A guide for gift-shopping for older Ohians
I'll never be to old for peanut brittle.

Akron's Tuba Christmas: A resounding blast of holiday spirit
Nice piece, Vivian! Looking forward to hearing you move from flute to tuba on Saturday. Love hearing your interviews and this seemed extra special since I kno...

Cleveland Hugo Boss workers are fighting for their jobs again
Bro. Ginard; I support your effert to keep your jobs, I understand all about concesions, I was a Union offical from 1965 until 1991 and the company th...

Asian Carp control could benefit from bill passed by House, heading to the Senate
help me fight the battle against invasive carp by method of harvest

Ohio's Portman supports lifting limits on party political money
If Portman was legitimately concerned about outside groups influence on elections he would have supported the DISCLOSE act. Instead he helped block it being bro...

Study shows trade with China has cost more than 3 million U.S. jobs
I disagree with James Dorn! If we don't change the playing field and make it a fair competition the whole US industry will be weaker and weaker. Eventually all ...

Copyright © 2014 WKSU Public Radio, All Rights Reserved.

 
In Partnership With:

NPR PRI Kent State University

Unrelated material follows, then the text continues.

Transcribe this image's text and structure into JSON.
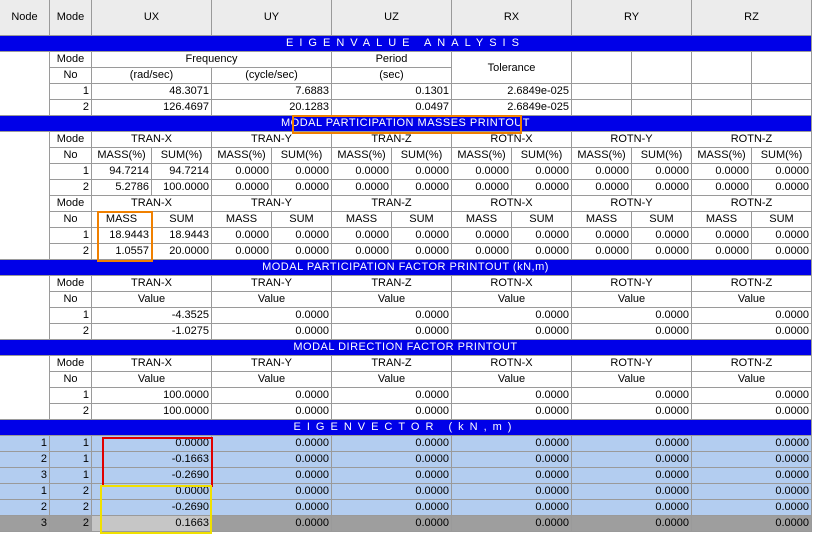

listen in windows media format listen in realplayer format Car Talk Hosts: Tom & Ray Magliozzi Fresh Air Host: Terry Gross A Service of Kent State University 89.7 WKSU | NPR.Classical.Other smart stuff. NPR Senior Correspondent: Noah Adams Living on Earth Host: Steve Curwood 89.7 WKSU | NPR.Classical.Other smart stuff. A Service of Kent State University